Return the full listing unchanged, apart from leaving out its images.

_Study material:_
◇ ◇ ◇
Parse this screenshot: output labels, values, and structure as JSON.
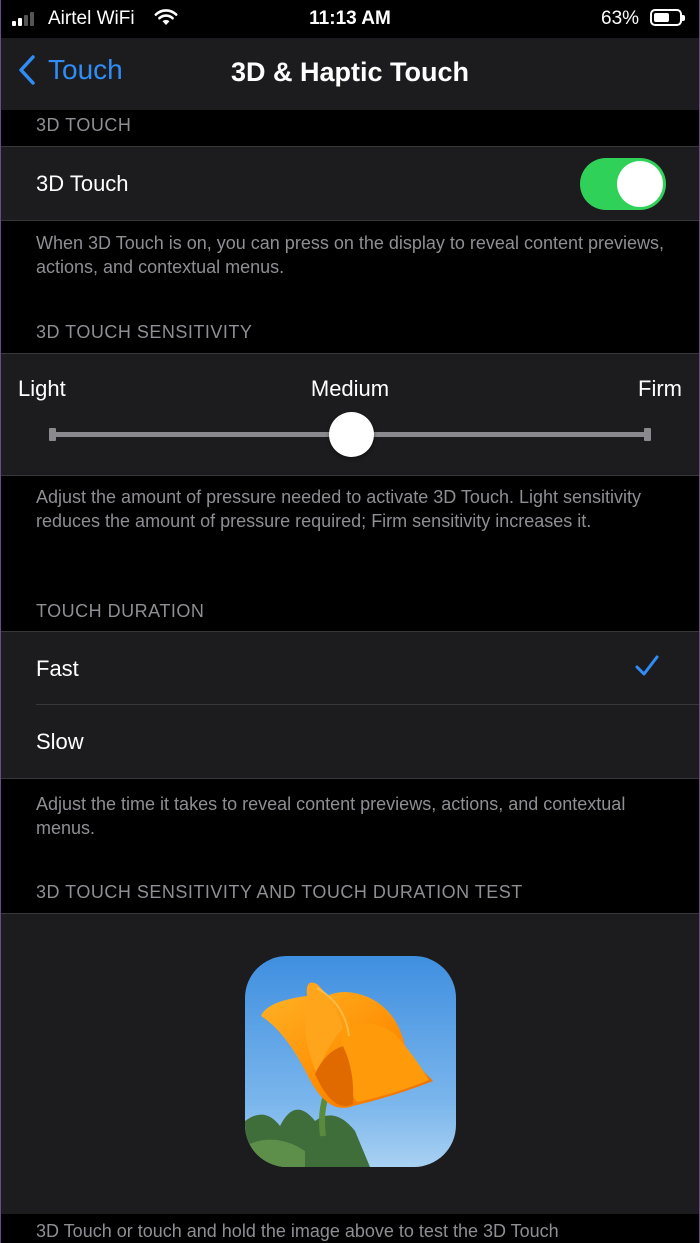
{
  "status_bar": {
    "carrier": "Airtel WiFi",
    "time": "11:13 AM",
    "battery_percent": "63%",
    "battery_level": 0.63,
    "signal_bars": 2,
    "icons": [
      "signal-icon",
      "wifi-icon",
      "battery-icon"
    ]
  },
  "nav": {
    "back_label": "Touch",
    "title": "3D & Haptic Touch"
  },
  "sections": {
    "touch_3d": {
      "header": "3D TOUCH",
      "row_label": "3D Touch",
      "toggle_on": true,
      "footer": "When 3D Touch is on, you can press on the display to reveal content previews, actions, and contextual menus."
    },
    "sensitivity": {
      "header": "3D TOUCH SENSITIVITY",
      "labels": [
        "Light",
        "Medium",
        "Firm"
      ],
      "selected": "Medium",
      "slider_value": 0.5,
      "footer": "Adjust the amount of pressure needed to activate 3D Touch. Light sensitivity reduces the amount of pressure required; Firm sensitivity increases it."
    },
    "duration": {
      "header": "TOUCH DURATION",
      "options": [
        {
          "label": "Fast",
          "selected": true
        },
        {
          "label": "Slow",
          "selected": false
        }
      ],
      "footer": "Adjust the time it takes to reveal content previews, actions, and contextual menus."
    },
    "test": {
      "header": "3D TOUCH SENSITIVITY AND TOUCH DURATION TEST",
      "footer": "3D Touch or touch and hold the image above to test the 3D Touch"
    }
  },
  "colors": {
    "accent": "#2f8df5",
    "toggle_on": "#30d158",
    "group_bg": "#1c1c1e",
    "secondary_text": "#8e8e93"
  }
}
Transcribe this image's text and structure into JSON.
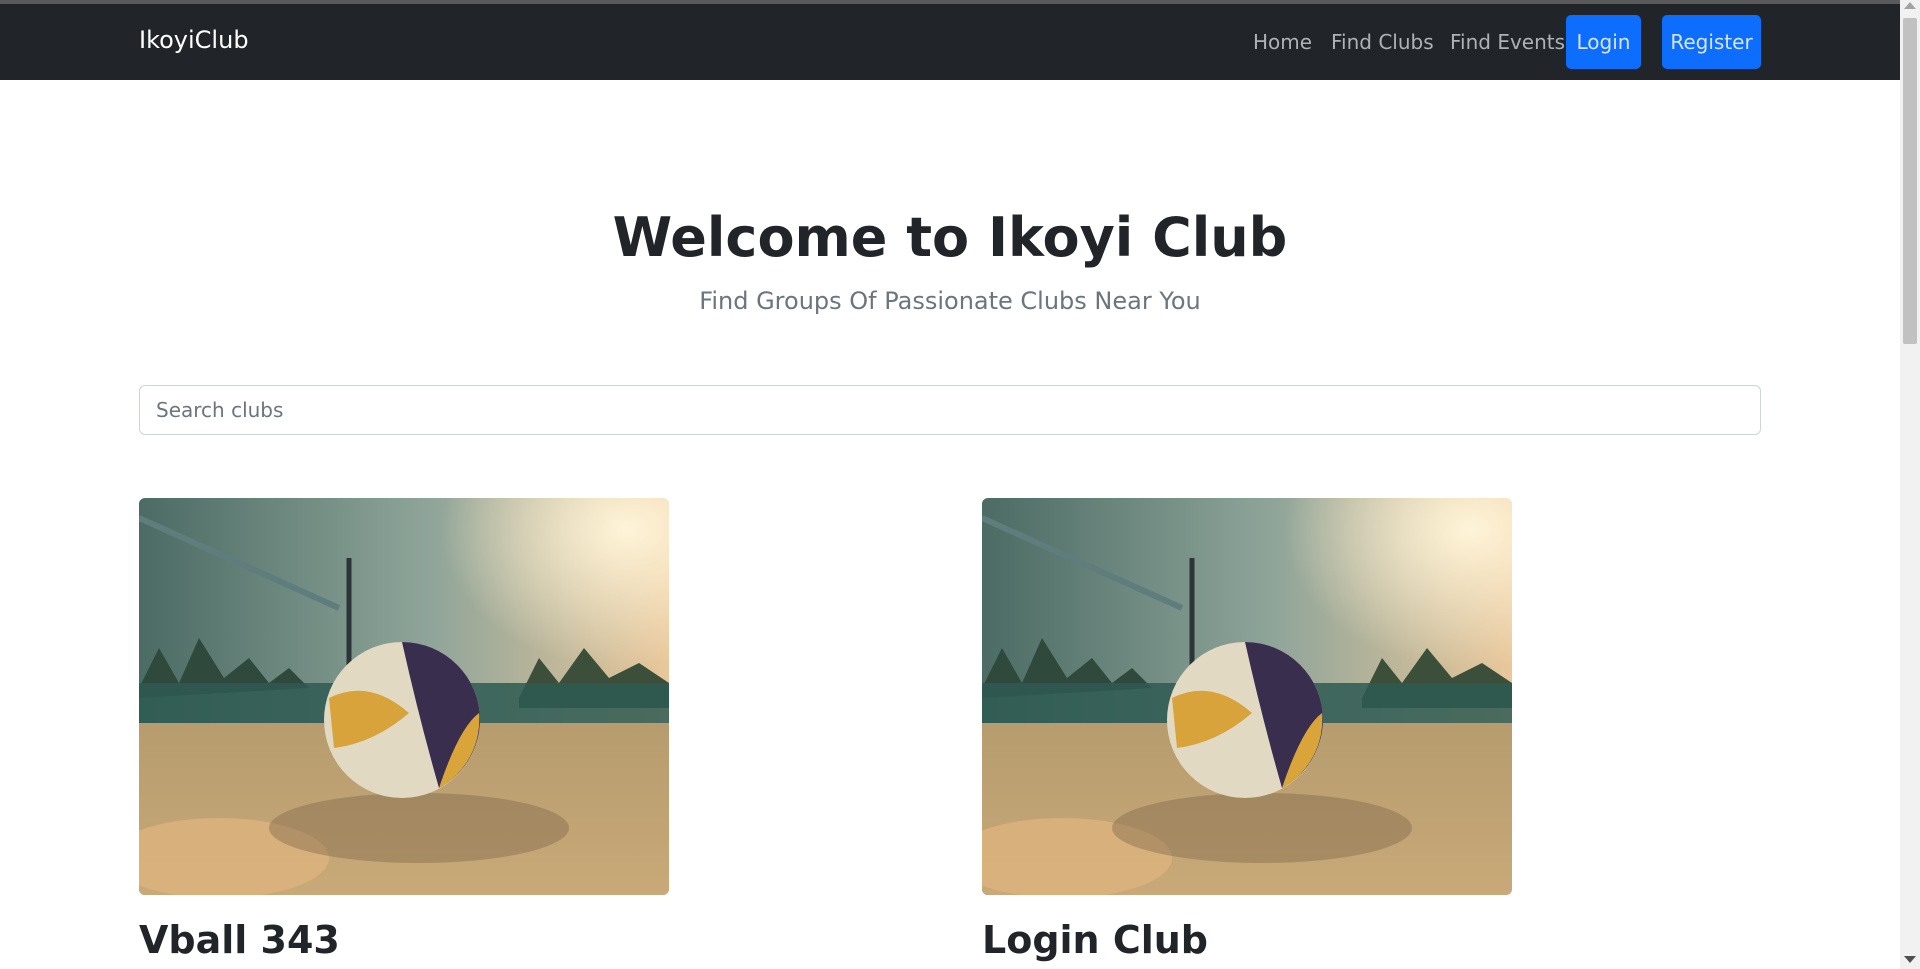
{
  "navbar": {
    "brand": "IkoyiClub",
    "links": [
      {
        "label": "Home"
      },
      {
        "label": "Find Clubs"
      },
      {
        "label": "Find Events"
      }
    ],
    "login_label": "Login",
    "register_label": "Register"
  },
  "hero": {
    "title": "Welcome to Ikoyi Club",
    "subtitle": "Find Groups Of Passionate Clubs Near You"
  },
  "search": {
    "placeholder": "Search clubs",
    "value": ""
  },
  "clubs": [
    {
      "title": "Vball 343",
      "image": "volleyball-on-beach-sand"
    },
    {
      "title": "Login Club",
      "image": "volleyball-on-beach-sand"
    }
  ],
  "colors": {
    "navbar_bg": "#212529",
    "primary_button": "#0d6efd",
    "heading_text": "#212529",
    "muted_text": "#6c757d"
  }
}
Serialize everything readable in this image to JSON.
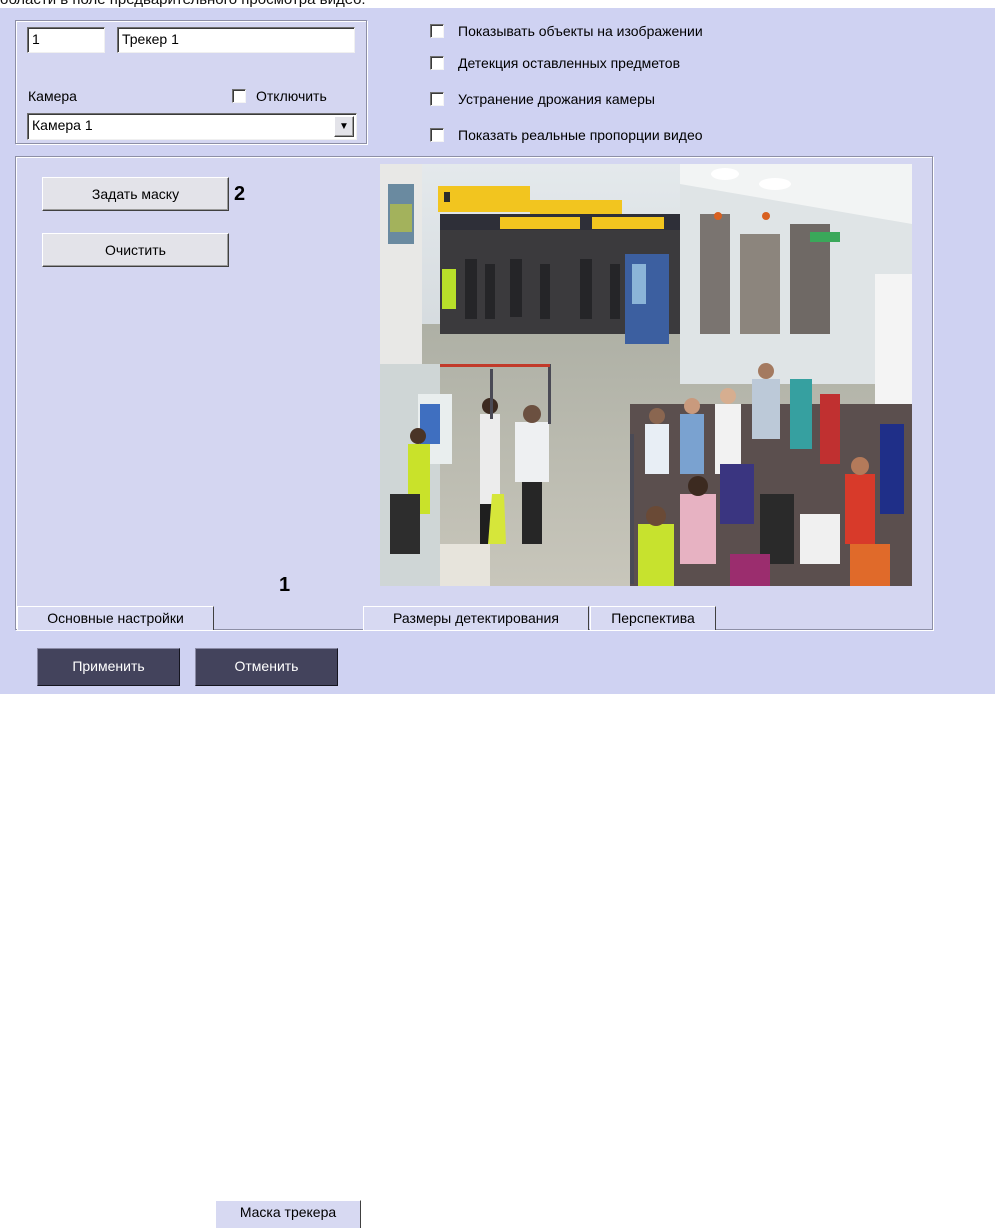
{
  "caption": "области в поле предварительного просмотра видео.",
  "tracker": {
    "id_value": "1",
    "name_value": "Трекер 1"
  },
  "camera": {
    "label": "Камера",
    "disable_label": "Отключить",
    "selected": "Камера 1"
  },
  "options": [
    "Показывать объекты на изображении",
    "Детекция оставленных предметов",
    "Устранение дрожания камеры",
    "Показать реальные пропорции видео"
  ],
  "mask": {
    "set_mask_label": "Задать маску",
    "clear_label": "Очистить"
  },
  "annotations": {
    "tabs_marker": "1",
    "button_marker": "2"
  },
  "tabs": [
    "Основные настройки",
    "Маска трекера",
    "Размеры детектирования",
    "Перспектива"
  ],
  "active_tab": "Маска трекера",
  "footer": {
    "apply_label": "Применить",
    "cancel_label": "Отменить"
  },
  "colors": {
    "dialog_bg": "#cfd2f2",
    "footer_button": "#43435c"
  },
  "icons": {
    "dropdown": "chevron-down-icon"
  }
}
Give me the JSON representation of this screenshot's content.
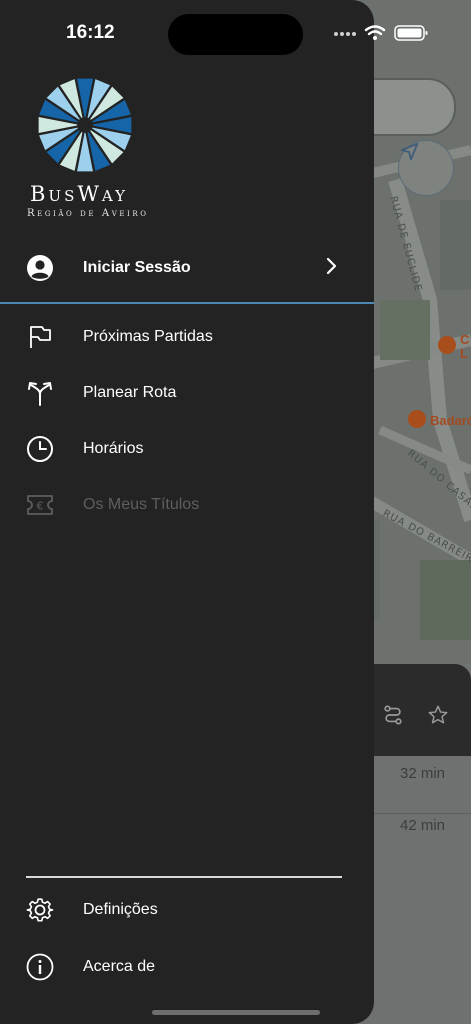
{
  "status_bar": {
    "time": "16:12"
  },
  "brand": {
    "name": "BusWay",
    "subtitle": "Região de Aveiro"
  },
  "login": {
    "label": "Iniciar Sessão"
  },
  "menu": {
    "items": [
      {
        "label": "Próximas Partidas",
        "icon": "flag-icon",
        "enabled": true
      },
      {
        "label": "Planear Rota",
        "icon": "route-split-icon",
        "enabled": true
      },
      {
        "label": "Horários",
        "icon": "clock-icon",
        "enabled": true
      },
      {
        "label": "Os Meus Títulos",
        "icon": "ticket-euro-icon",
        "enabled": false
      }
    ]
  },
  "footer": {
    "settings_label": "Definições",
    "about_label": "Acerca de"
  },
  "map": {
    "poi_1": "C",
    "poi_1b": "L",
    "poi_2": "Badaró",
    "street_1": "RUA DE EUCLIDE",
    "street_2": "RUA DO CASAL",
    "street_3": "RUA DO BARREIRO"
  },
  "results": [
    {
      "duration": "32 min"
    },
    {
      "duration": "42 min"
    }
  ],
  "colors": {
    "drawer_bg": "#232323",
    "accent_divider": "#4d87b3",
    "logo_dark_blue": "#1565a8",
    "logo_light_blue": "#9dd0ec",
    "logo_pale": "#cfe8e0"
  }
}
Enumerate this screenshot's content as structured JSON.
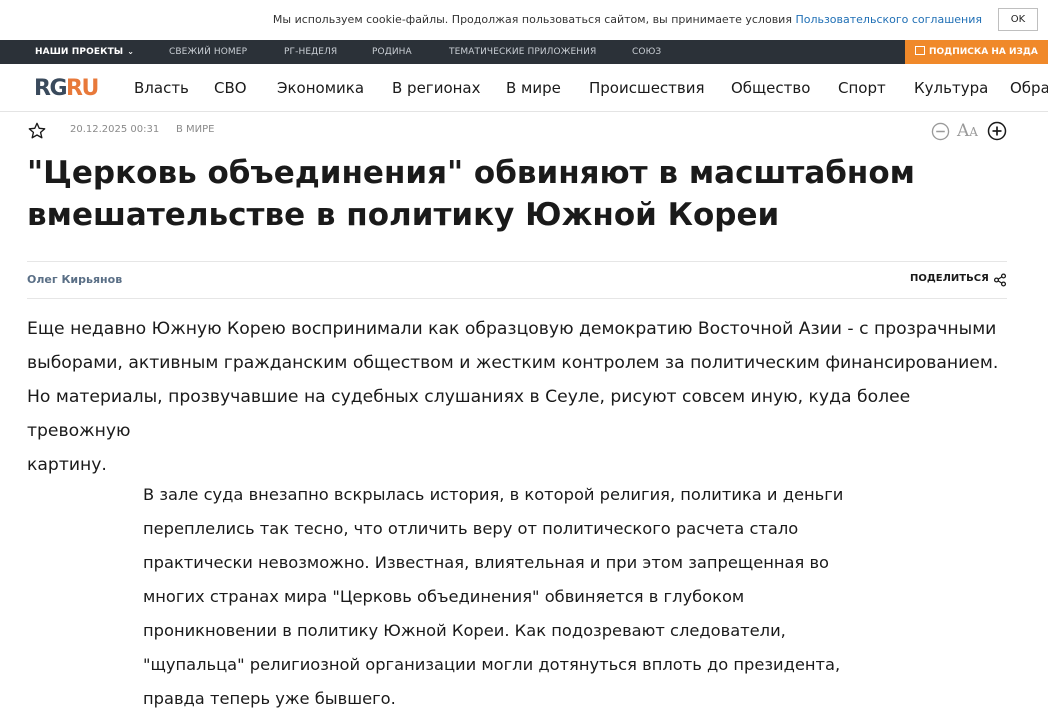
{
  "cookie": {
    "text": "Мы используем cookie-файлы. Продолжая пользоваться сайтом, вы принимаете условия ",
    "link": "Пользовательского соглашения",
    "ok_label": "OK"
  },
  "projects_bar": {
    "items": [
      {
        "label": "Наши проекты"
      },
      {
        "label": "Свежий номер"
      },
      {
        "label": "РГ-Неделя"
      },
      {
        "label": "Родина"
      },
      {
        "label": "Тематические приложения"
      },
      {
        "label": "Союз"
      }
    ],
    "subscribe_label": "Подписка на изда"
  },
  "logo": {
    "rg": "RG",
    "ru": "RU"
  },
  "nav": {
    "items": [
      {
        "label": "Власть"
      },
      {
        "label": "СВО"
      },
      {
        "label": "Экономика"
      },
      {
        "label": "В регионах"
      },
      {
        "label": "В мире"
      },
      {
        "label": "Происшествия"
      },
      {
        "label": "Общество"
      },
      {
        "label": "Спорт"
      },
      {
        "label": "Культура"
      },
      {
        "label": "Обра"
      }
    ]
  },
  "article": {
    "date": "20.12.2025 00:31",
    "rubric": "В мире",
    "font_size_label": "A",
    "font_size_label_small": "A",
    "title_line1": "\"Церковь объединения\" обвиняют в масштабном",
    "title_line2": "вмешательстве в политику Южной Кореи",
    "author": "Олег Кирьянов",
    "share_label": "Поделиться",
    "lead": [
      "Еще недавно Южную Корею воспринимали как образцовую демократию Восточной Азии - с прозрачными",
      "выборами, активным гражданским обществом и жестким контролем за политическим финансированием.",
      "Но материалы, прозвучавшие на судебных слушаниях в Сеуле, рисуют совсем иную, куда более тревожную",
      "картину."
    ],
    "body": [
      "В зале суда внезапно вскрылась история, в которой религия, политика и деньги",
      "переплелись так тесно, что отличить веру от политического расчета стало",
      "практически невозможно. Известная, влиятельная и при этом запрещенная во",
      "многих странах мира \"Церковь объединения\" обвиняется в глубоком",
      "проникновении в политику Южной Кореи. Как подозревают следователи,",
      "\"щупальца\" религиозной организации могли дотянуться вплоть до президента,",
      "правда теперь уже бывшего."
    ]
  },
  "colors": {
    "projects_bar_bg": "#2b3138",
    "subscribe_bg": "#f0892a",
    "logo_rg": "#3a4a5c",
    "logo_ru": "#e8793a",
    "link": "#1f6fb5",
    "author": "#5a6f86"
  },
  "icons": {
    "favorite": "star-outline-icon",
    "zoom_out": "minus-circle-icon",
    "zoom_in": "plus-circle-icon",
    "share": "share-nodes-icon",
    "subscribe": "book-icon",
    "dropdown": "chevron-down-icon"
  }
}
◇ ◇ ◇
_Result of this exercise:_
Parse this screenshot: output labels, values, and structure as JSON.
{
  "status_bar": {
    "carrier": "Airtel WiFi",
    "time": "11:13 AM",
    "battery_percent": "63%",
    "battery_level": 0.63,
    "signal_bars": 2,
    "icons": [
      "signal-icon",
      "wifi-icon",
      "battery-icon"
    ]
  },
  "nav": {
    "back_label": "Touch",
    "title": "3D & Haptic Touch"
  },
  "sections": {
    "touch_3d": {
      "header": "3D TOUCH",
      "row_label": "3D Touch",
      "toggle_on": true,
      "footer": "When 3D Touch is on, you can press on the display to reveal content previews, actions, and contextual menus."
    },
    "sensitivity": {
      "header": "3D TOUCH SENSITIVITY",
      "labels": [
        "Light",
        "Medium",
        "Firm"
      ],
      "selected": "Medium",
      "slider_value": 0.5,
      "footer": "Adjust the amount of pressure needed to activate 3D Touch. Light sensitivity reduces the amount of pressure required; Firm sensitivity increases it."
    },
    "duration": {
      "header": "TOUCH DURATION",
      "options": [
        {
          "label": "Fast",
          "selected": true
        },
        {
          "label": "Slow",
          "selected": false
        }
      ],
      "footer": "Adjust the time it takes to reveal content previews, actions, and contextual menus."
    },
    "test": {
      "header": "3D TOUCH SENSITIVITY AND TOUCH DURATION TEST",
      "footer": "3D Touch or touch and hold the image above to test the 3D Touch"
    }
  },
  "colors": {
    "accent": "#2f8df5",
    "toggle_on": "#30d158",
    "group_bg": "#1c1c1e",
    "secondary_text": "#8e8e93"
  }
}
Transcribe this image's text and structure into JSON.
{
  "navbar": {
    "brand": "IkoyiClub",
    "links": [
      {
        "label": "Home"
      },
      {
        "label": "Find Clubs"
      },
      {
        "label": "Find Events"
      }
    ],
    "login_label": "Login",
    "register_label": "Register"
  },
  "hero": {
    "title": "Welcome to Ikoyi Club",
    "subtitle": "Find Groups Of Passionate Clubs Near You"
  },
  "search": {
    "placeholder": "Search clubs",
    "value": ""
  },
  "clubs": [
    {
      "title": "Vball 343",
      "image": "volleyball-on-beach-sand"
    },
    {
      "title": "Login Club",
      "image": "volleyball-on-beach-sand"
    }
  ],
  "colors": {
    "navbar_bg": "#212529",
    "primary_button": "#0d6efd",
    "heading_text": "#212529",
    "muted_text": "#6c757d"
  }
}
Serialize everything readable in this image to JSON.
{
  "caption": "области в поле предварительного просмотра видео.",
  "tracker": {
    "id_value": "1",
    "name_value": "Трекер 1"
  },
  "camera": {
    "label": "Камера",
    "disable_label": "Отключить",
    "selected": "Камера 1"
  },
  "options": [
    "Показывать объекты на изображении",
    "Детекция оставленных предметов",
    "Устранение дрожания камеры",
    "Показать реальные пропорции видео"
  ],
  "mask": {
    "set_mask_label": "Задать маску",
    "clear_label": "Очистить"
  },
  "annotations": {
    "tabs_marker": "1",
    "button_marker": "2"
  },
  "tabs": [
    "Основные настройки",
    "Маска трекера",
    "Размеры детектирования",
    "Перспектива"
  ],
  "active_tab": "Маска трекера",
  "footer": {
    "apply_label": "Применить",
    "cancel_label": "Отменить"
  },
  "colors": {
    "dialog_bg": "#cfd2f2",
    "footer_button": "#43435c"
  },
  "icons": {
    "dropdown": "chevron-down-icon"
  }
}
Give me the JSON representation of this screenshot's content.
{
  "status_bar": {
    "time": "16:12"
  },
  "brand": {
    "name": "BusWay",
    "subtitle": "Região de Aveiro"
  },
  "login": {
    "label": "Iniciar Sessão"
  },
  "menu": {
    "items": [
      {
        "label": "Próximas Partidas",
        "icon": "flag-icon",
        "enabled": true
      },
      {
        "label": "Planear Rota",
        "icon": "route-split-icon",
        "enabled": true
      },
      {
        "label": "Horários",
        "icon": "clock-icon",
        "enabled": true
      },
      {
        "label": "Os Meus Títulos",
        "icon": "ticket-euro-icon",
        "enabled": false
      }
    ]
  },
  "footer": {
    "settings_label": "Definições",
    "about_label": "Acerca de"
  },
  "map": {
    "poi_1": "C",
    "poi_1b": "L",
    "poi_2": "Badaró",
    "street_1": "RUA DE EUCLIDE",
    "street_2": "RUA DO CASAL",
    "street_3": "RUA DO BARREIRO"
  },
  "results": [
    {
      "duration": "32 min"
    },
    {
      "duration": "42 min"
    }
  ],
  "colors": {
    "drawer_bg": "#232323",
    "accent_divider": "#4d87b3",
    "logo_dark_blue": "#1565a8",
    "logo_light_blue": "#9dd0ec",
    "logo_pale": "#cfe8e0"
  }
}
Enumerate this screenshot's content as structured JSON.
{
  "cookie": {
    "text": "Мы используем cookie-файлы. Продолжая пользоваться сайтом, вы принимаете условия ",
    "link": "Пользовательского соглашения",
    "ok_label": "OK"
  },
  "projects_bar": {
    "items": [
      {
        "label": "Наши проекты"
      },
      {
        "label": "Свежий номер"
      },
      {
        "label": "РГ-Неделя"
      },
      {
        "label": "Родина"
      },
      {
        "label": "Тематические приложения"
      },
      {
        "label": "Союз"
      }
    ],
    "subscribe_label": "Подписка на изда"
  },
  "logo": {
    "rg": "RG",
    "ru": "RU"
  },
  "nav": {
    "items": [
      {
        "label": "Власть"
      },
      {
        "label": "СВО"
      },
      {
        "label": "Экономика"
      },
      {
        "label": "В регионах"
      },
      {
        "label": "В мире"
      },
      {
        "label": "Происшествия"
      },
      {
        "label": "Общество"
      },
      {
        "label": "Спорт"
      },
      {
        "label": "Культура"
      },
      {
        "label": "Обра"
      }
    ]
  },
  "article": {
    "date": "20.12.2025 00:31",
    "rubric": "В мире",
    "font_size_label": "A",
    "font_size_label_small": "A",
    "title_line1": "\"Церковь объединения\" обвиняют в масштабном",
    "title_line2": "вмешательстве в политику Южной Кореи",
    "author": "Олег Кирьянов",
    "share_label": "Поделиться",
    "lead": [
      "Еще недавно Южную Корею воспринимали как образцовую демократию Восточной Азии - с прозрачными",
      "выборами, активным гражданским обществом и жестким контролем за политическим финансированием.",
      "Но материалы, прозвучавшие на судебных слушаниях в Сеуле, рисуют совсем иную, куда более тревожную",
      "картину."
    ],
    "body": [
      "В зале суда внезапно вскрылась история, в которой религия, политика и деньги",
      "переплелись так тесно, что отличить веру от политического расчета стало",
      "практически невозможно. Известная, влиятельная и при этом запрещенная во",
      "многих странах мира \"Церковь объединения\" обвиняется в глубоком",
      "проникновении в политику Южной Кореи. Как подозревают следователи,",
      "\"щупальца\" религиозной организации могли дотянуться вплоть до президента,",
      "правда теперь уже бывшего."
    ]
  },
  "colors": {
    "projects_bar_bg": "#2b3138",
    "subscribe_bg": "#f0892a",
    "logo_rg": "#3a4a5c",
    "logo_ru": "#e8793a",
    "link": "#1f6fb5",
    "author": "#5a6f86"
  },
  "icons": {
    "favorite": "star-outline-icon",
    "zoom_out": "minus-circle-icon",
    "zoom_in": "plus-circle-icon",
    "share": "share-nodes-icon",
    "subscribe": "book-icon",
    "dropdown": "chevron-down-icon"
  }
}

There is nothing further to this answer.